Ethnicity VS Doctor Visits

Deeksha Sriram & Rukmini Waranshiwar (2nd)

Question

Does one's ethnicity have an effect on how many times he/she visits the doctor?

Hypothesis

Ethnicity does affect the number of times one visits the doctor- if one is Asian, they are likely to visit the doctor less than a non-Asian person would.

Type of Investigation

This is a comparative investigation.

Parts of the Experiment

1. Dependent Variable- the number of times (out of 4) that one has chosen to visit the doctor over trying home remedies

2. Independent Variable – ethnicity (Asian VS non-Asian)

3. Control – none

4. Experimental Group- 15 to 17 year old females

5. Two Factors Held Constant- The gender and the (rough) age of the participants constant so that would not become a confounding variable (gender and age could affect the amount of times you visit the doctor due to gender specific issues and old age or common child problems).

Data Table

Big image
Big image

Bar Graphs

Big image
Big image

Analysis

Ethnicity does have an effect on the number of times one visits the doctor, but not in a different way. In reality, people that are not of Asian descent are likely to visit the doctor less than people of Asian descent. Upon taking the number of times out of 4 that every female would choose to visit the doctor instead of attempting home remedies, it was found that Asian females would visit the doctor an average of 1.87 times (out of 4) and non-Asian females would visit the doctor only an average of 1.2 (out of 4) times. What was surprising was that the Asian females, on average, said that they would visit the doctors more than non-Asian females said they would. The t-test result for this data was less than 0.05, which shows that the data is statistically significant, but the error bars in the graphed data overlap, which contradicts that point. That discrepancy was probably due to natural error, but nevertheless, the data did show accurate results. With further research, it was discovered that this data was backed up with factual information. Majority of the Asian subjects from this investigation were born in their respective Asian countries, and later came to the US with their parents (whom were in search of a better life). So they had lived in Asia for quite a while. In the world, the two ethnicities least likely to have a personal doctor or medical care are Latinos and Asians (http://www.gallup.com/poll/176039/though-insured-asians-lack-personal-doctor.aspx). So the Asian subjects of this investigation's parents and families must have been suffering through the lack of medical care in Asia, which must have been what caused them to encourage their children to visit the doctor more often than not. From coming from a country with poor medical care, those parents make sure to take advantage of the medical care given here, which must be why they may bring their children (the subjects of this investigation) to the doctor often, no matter how small the injury may seem.

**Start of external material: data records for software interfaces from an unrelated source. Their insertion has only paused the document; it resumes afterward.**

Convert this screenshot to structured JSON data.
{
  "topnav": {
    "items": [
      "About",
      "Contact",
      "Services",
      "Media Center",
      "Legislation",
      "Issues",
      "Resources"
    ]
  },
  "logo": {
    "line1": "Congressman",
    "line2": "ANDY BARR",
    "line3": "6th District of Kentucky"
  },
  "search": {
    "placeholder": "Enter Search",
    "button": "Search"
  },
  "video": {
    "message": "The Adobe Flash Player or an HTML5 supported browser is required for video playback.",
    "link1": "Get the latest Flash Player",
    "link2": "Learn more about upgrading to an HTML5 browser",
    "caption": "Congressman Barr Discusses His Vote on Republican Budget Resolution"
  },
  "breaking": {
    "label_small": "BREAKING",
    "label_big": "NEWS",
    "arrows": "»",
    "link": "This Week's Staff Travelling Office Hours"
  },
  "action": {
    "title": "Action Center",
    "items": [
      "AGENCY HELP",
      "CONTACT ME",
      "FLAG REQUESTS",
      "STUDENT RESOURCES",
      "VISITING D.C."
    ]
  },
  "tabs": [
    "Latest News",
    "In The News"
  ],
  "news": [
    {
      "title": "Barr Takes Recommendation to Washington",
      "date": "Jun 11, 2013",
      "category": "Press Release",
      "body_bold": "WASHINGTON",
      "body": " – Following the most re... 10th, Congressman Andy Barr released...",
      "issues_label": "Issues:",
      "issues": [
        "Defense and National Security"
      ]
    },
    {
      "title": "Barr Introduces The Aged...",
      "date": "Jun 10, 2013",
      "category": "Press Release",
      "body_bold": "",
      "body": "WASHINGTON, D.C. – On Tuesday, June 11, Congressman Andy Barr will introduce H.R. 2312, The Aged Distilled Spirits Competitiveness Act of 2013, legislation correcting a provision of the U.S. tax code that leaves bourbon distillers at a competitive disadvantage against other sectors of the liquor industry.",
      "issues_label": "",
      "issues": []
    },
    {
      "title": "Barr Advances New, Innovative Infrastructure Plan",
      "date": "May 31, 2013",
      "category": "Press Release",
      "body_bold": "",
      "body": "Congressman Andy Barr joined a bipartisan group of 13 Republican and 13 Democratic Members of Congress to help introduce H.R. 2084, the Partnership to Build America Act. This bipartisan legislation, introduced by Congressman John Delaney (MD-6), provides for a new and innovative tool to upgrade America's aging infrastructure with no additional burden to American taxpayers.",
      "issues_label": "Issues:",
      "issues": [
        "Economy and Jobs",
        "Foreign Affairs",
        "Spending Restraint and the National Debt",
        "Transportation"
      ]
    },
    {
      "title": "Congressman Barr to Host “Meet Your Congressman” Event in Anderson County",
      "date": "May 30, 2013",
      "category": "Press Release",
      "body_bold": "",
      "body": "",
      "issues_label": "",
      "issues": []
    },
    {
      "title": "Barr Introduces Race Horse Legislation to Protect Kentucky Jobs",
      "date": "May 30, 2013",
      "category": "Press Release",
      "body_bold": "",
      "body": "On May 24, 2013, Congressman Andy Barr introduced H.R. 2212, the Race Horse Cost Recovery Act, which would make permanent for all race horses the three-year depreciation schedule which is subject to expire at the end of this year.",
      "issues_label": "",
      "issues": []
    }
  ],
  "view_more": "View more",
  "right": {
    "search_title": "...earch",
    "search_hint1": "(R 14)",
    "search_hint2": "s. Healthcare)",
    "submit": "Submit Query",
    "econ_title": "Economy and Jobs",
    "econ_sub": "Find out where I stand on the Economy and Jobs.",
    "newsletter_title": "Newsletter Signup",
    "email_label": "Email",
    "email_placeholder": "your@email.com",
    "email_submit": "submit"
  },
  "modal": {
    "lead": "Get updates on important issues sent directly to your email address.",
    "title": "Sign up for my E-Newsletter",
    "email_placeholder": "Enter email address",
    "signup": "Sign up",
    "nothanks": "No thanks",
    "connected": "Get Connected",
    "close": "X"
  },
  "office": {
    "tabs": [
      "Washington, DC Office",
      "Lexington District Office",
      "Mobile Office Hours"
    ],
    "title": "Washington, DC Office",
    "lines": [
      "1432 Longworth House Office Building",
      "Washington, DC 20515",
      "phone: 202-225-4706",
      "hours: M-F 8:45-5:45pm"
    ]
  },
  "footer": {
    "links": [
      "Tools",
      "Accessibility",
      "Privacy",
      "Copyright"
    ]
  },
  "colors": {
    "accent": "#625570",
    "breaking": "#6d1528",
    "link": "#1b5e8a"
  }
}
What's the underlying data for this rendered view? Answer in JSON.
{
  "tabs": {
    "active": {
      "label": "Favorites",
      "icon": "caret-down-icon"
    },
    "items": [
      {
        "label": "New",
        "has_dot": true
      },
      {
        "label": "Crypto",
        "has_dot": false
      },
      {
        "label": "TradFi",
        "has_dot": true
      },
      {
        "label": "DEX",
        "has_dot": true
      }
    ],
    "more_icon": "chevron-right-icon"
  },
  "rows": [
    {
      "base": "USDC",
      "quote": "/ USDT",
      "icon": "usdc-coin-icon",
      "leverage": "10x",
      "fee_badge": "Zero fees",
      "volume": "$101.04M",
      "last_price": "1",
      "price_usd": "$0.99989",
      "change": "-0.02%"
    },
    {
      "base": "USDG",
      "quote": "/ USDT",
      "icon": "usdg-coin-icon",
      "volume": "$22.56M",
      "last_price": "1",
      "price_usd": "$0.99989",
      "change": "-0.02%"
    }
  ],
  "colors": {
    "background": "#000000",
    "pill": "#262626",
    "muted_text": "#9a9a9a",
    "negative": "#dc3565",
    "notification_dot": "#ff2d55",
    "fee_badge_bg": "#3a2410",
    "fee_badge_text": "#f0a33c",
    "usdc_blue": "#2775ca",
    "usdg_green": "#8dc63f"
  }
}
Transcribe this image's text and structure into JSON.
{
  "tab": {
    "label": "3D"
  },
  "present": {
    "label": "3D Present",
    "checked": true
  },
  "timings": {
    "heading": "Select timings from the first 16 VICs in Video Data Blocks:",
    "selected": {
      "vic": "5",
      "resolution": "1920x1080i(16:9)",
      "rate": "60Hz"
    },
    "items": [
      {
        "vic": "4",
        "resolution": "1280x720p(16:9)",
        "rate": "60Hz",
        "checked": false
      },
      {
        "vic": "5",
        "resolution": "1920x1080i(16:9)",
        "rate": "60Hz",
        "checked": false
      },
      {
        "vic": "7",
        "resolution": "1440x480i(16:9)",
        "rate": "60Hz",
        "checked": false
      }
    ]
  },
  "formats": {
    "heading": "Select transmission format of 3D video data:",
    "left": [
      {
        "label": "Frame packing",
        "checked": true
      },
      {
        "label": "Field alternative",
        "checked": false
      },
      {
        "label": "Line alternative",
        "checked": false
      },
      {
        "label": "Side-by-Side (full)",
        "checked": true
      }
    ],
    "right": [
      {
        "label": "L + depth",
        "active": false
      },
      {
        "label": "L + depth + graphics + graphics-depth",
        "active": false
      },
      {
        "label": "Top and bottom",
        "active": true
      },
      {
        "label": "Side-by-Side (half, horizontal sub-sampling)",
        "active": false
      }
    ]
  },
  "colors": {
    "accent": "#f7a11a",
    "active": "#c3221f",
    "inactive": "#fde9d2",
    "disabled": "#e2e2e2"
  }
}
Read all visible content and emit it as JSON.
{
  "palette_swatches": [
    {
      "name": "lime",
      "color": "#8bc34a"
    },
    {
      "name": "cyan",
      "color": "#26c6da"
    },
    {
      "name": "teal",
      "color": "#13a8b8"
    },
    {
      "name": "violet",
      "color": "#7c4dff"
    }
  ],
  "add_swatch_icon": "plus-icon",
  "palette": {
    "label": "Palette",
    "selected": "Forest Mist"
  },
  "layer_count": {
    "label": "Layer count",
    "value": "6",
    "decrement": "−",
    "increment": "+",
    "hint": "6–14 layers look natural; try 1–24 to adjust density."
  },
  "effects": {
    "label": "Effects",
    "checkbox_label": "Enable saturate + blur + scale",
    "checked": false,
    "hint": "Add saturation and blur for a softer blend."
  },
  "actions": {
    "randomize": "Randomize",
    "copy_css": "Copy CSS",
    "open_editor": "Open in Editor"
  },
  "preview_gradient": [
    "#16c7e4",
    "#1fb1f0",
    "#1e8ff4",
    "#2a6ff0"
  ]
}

Conslusion

The hypothesis was not supported by the data, but the purpose (to find out whether one's ethnicity affects the amount of times he/she visits the doctor) was indeed achieved. Ethnicity does have an effect on the number of times one visits the doctor- people that are not of Asian descent visit the doctor less than people that are of Asian descent.

Sources of Inaccuracies/Errors

There were not any laboratory mistakes; however, certain aspects of the experiment could have given us inaccurate or unreliable results. In the experiment people around the same age and gender (female & 15-17 years) were used to get a reasonable amount of subjects, so the age discrepancy could have caused a slight variation in data. There was also more data from females of Asian ethnicity, which could have caused slight bias in the results. In addition, the t-test was less than 0.05, proving that the data was statistically significant, but the error bars on the graphed data overlapped, proving that the data was not statistically significant. This must have been through natural scientific error, but nevertheless, the data was still reasonably accurate.

Bibliography

Liu, Diana, and Lindsey Sharpe. "Though Insured, Many U.S. Asians Lack a Personal Doctor." Gallup.com. Gallup, 16 Sept. 2014. Web. 07 Sept. 2015. <http://www.gallup.com/poll/176039/though-insured-asians-lack-personal-doctor.aspx>.